We hung out at Grebe's for a bit and then headed back out in the night. Just outside of Grebe's apartment, we saw a girl with her friends who was a little worse for wear and was vomiting on the street while still walking. A feat as impressive as it was pathetic. Grebe in his haze (a haze we all shared mind you, not trying to paint myself as a saint here) pretty matter-of-factly stated this blog's title and sent this girl into a rage. She immediately stumbled towards Grebe with violence on her mind and venomous words flowing from her mouth. At this point she was not vomiting (now that would have been admirable and terrifying). We then stumbled over a bit more surefootedly (only a little) to get Grebe out of the area. It should be noted Grebe wanted no part of instigating her and did nothing to provoke her further, we simply turned Grebe's slow walk away into more of a jog. I can't stress enough that Grebe was not aggressive physically or verbally with this young woman. He was just kind of guilty of making a pretty sensitive observation within the wrong person's earshot while she was in the wrong state of mind. Having successfully gotten Grebe out of the ordeal, I notice Wong is nowhere to be found. I turned around and saw him about half a block back still chilling next to that girl. I doubled back to move him along and the rest of the night progressed without much incident.

Overall, a successful night with good people.

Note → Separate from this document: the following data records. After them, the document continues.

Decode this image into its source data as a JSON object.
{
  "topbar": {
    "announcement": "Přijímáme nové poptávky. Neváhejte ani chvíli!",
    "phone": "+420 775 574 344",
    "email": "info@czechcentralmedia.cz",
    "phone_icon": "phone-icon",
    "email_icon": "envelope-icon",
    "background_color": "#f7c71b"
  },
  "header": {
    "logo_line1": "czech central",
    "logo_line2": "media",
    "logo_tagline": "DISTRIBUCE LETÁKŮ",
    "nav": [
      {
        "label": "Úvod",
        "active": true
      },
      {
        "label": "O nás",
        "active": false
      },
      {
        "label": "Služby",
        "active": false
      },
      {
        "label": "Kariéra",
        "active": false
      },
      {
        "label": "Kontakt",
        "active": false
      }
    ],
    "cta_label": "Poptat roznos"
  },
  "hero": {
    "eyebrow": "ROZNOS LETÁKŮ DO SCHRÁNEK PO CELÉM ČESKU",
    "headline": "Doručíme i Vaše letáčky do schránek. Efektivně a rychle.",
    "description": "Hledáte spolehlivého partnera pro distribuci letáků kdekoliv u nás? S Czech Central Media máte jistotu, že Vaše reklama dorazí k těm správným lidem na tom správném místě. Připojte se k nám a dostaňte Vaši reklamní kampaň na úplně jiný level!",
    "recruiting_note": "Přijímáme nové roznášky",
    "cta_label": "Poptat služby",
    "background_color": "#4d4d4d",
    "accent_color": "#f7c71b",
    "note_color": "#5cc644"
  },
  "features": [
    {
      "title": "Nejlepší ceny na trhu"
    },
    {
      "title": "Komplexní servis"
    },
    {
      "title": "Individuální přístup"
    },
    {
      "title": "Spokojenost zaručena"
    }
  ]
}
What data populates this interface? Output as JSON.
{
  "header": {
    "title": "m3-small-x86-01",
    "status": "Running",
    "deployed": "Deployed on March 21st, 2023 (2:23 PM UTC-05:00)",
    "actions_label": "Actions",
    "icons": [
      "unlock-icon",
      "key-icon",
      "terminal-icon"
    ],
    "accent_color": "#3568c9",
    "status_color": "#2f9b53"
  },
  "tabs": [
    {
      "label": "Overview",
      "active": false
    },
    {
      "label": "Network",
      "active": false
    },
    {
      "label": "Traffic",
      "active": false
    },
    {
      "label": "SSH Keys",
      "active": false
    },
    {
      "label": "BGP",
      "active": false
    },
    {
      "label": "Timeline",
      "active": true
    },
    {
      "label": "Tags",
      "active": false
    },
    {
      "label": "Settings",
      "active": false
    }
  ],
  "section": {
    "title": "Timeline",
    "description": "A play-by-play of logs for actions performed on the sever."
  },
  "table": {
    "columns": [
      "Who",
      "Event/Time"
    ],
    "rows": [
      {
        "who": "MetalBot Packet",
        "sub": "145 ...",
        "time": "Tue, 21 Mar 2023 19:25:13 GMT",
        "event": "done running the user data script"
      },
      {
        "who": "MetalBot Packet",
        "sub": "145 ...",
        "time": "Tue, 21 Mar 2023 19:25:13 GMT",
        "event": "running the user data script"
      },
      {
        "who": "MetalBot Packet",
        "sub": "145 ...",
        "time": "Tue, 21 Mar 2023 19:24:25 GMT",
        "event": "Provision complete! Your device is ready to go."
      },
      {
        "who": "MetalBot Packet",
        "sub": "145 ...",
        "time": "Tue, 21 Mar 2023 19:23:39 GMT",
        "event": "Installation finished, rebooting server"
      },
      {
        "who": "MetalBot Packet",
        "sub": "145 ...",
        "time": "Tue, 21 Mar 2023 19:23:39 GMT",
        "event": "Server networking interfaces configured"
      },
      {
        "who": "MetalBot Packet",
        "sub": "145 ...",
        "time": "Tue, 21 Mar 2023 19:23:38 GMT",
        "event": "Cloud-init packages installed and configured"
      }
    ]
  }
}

Some other nuggets here and there, including Wong saying goodnight to Francis and me, and leaving with an umbrella he probably could have used the night before, but nothing worth writing home about. *laughs for sixty seconds at his own joke* I'm fortunate to have such great friends with which to share these moments and while this lost its relevance five paragraphs ago, go Mavs.  

Song of the Day: Miracle Sun-Anthony Green (The binge of this cat I've been on is remarkable, considering how casual my fandom of his work is usually.)

Jazz Song of the Day: Sweet Georgia Brown-Anat Cohen